> 
> for cellular networks (for instance a PC using a mobile broadband dongle) over-provisioning is really expensive and you have to do something smarter. But I am not sure that the Q-HTTP concept is the way forward since it is based on injecting test traffic into the system. 

Right, but there is a choice of what the 'smarter' is.  (A) do some kind of QoS reservation (bandwidth reservation, maximum loss guarantee etc.) and then trust it; or (B) measure and adapt to what you're getting.

In case (A) if you are going to be resilient you should implement (B), so that if the reservation 'fails' you don't fail in turn. So you implement (B) anyway, and now the question is whether a new, special protocol for (A) is worth the trouble.  One huge downside is that it moves you away from generic servers, caches, proxies, CDNs and other existing network infrastructure.
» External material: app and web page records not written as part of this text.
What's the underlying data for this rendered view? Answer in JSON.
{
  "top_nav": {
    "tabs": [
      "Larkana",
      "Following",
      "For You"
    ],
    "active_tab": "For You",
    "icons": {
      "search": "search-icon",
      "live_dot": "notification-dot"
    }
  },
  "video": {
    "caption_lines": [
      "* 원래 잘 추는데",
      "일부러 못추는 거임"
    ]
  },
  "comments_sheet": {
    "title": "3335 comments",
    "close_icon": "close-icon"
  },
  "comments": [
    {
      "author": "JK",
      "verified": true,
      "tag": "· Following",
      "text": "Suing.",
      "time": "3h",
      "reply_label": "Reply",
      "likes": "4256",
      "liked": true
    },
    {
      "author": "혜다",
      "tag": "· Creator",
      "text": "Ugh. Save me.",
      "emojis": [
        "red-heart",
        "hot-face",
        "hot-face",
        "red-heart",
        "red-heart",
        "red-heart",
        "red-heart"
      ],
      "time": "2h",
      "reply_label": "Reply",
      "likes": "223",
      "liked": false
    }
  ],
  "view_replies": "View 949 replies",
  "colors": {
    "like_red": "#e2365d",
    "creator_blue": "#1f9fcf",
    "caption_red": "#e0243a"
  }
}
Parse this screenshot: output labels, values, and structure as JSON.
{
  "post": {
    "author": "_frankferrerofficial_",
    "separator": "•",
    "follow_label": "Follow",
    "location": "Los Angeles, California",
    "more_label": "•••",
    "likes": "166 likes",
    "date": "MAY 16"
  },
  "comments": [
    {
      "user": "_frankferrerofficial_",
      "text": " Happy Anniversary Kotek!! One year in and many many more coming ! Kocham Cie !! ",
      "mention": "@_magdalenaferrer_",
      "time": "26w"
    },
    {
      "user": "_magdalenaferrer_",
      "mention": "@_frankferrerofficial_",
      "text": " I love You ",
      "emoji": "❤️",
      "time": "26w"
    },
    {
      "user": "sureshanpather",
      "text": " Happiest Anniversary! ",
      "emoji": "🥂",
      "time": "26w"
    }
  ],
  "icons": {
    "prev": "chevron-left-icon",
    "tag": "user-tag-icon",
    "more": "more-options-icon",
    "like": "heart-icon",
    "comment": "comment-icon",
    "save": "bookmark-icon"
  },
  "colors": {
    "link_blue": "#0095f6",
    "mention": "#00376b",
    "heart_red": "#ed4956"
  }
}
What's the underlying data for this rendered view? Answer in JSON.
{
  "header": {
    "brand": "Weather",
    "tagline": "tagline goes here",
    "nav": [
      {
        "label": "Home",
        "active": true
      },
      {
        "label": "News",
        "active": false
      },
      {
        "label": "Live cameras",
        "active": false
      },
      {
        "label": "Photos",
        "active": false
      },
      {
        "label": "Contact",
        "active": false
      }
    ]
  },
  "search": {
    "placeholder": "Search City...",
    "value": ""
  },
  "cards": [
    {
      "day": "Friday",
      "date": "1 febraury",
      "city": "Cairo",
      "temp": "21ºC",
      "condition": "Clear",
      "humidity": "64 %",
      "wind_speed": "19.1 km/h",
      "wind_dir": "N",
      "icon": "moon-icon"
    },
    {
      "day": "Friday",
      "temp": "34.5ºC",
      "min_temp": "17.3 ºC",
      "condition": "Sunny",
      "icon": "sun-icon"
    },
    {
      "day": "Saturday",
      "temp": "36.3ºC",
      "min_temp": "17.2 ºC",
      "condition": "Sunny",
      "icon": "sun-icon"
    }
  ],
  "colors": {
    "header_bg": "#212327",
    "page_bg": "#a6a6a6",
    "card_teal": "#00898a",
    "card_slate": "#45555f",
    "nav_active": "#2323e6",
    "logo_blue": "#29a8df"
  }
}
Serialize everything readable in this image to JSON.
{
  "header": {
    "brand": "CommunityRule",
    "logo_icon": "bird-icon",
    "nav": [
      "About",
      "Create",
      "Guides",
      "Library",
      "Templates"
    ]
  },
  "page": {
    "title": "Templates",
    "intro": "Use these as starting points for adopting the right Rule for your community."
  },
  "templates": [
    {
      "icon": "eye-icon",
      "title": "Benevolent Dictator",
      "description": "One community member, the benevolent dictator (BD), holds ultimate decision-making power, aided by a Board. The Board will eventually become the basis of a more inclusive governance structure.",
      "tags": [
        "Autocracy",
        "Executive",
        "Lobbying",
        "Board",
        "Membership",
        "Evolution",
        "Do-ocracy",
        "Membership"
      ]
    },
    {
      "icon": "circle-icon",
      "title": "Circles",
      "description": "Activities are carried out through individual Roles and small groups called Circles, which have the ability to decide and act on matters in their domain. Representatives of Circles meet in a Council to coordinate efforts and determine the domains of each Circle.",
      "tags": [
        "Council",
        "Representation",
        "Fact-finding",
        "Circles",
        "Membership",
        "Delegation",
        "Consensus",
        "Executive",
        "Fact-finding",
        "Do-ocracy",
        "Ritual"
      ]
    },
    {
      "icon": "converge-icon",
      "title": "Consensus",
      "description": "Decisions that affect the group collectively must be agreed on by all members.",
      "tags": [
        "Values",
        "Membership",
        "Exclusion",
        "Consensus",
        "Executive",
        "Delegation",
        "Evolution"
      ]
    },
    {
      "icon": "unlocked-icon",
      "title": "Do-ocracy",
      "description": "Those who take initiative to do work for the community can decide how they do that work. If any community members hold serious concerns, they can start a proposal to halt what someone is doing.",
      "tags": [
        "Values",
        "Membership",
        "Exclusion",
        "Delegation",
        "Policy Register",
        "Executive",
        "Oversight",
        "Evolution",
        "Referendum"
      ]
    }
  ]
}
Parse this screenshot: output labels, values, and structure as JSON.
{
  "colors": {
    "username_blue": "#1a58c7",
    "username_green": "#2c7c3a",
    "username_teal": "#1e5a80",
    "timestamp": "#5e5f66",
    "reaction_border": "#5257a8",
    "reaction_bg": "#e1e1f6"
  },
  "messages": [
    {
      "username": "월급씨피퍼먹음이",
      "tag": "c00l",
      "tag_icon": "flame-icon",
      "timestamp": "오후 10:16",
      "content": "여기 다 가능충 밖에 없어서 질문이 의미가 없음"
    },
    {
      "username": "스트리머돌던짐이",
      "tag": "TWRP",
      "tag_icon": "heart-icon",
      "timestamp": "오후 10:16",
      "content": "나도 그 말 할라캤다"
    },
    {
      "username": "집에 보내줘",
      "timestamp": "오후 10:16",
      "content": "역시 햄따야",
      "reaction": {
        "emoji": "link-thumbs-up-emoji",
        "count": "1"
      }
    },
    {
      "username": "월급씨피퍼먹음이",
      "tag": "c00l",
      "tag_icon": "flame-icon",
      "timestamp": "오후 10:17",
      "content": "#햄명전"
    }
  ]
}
In wireless, mobile, networks, it's hard to guarantee that the user won't move to the edge of a cell, or into a crowded cell where the reservation cannot be maintained, and so on.  Conversely, the 'cost' or availability of a reservation may well depend on the degree of competition.


David Singer
Multimedia and Software Standards, Apple Inc.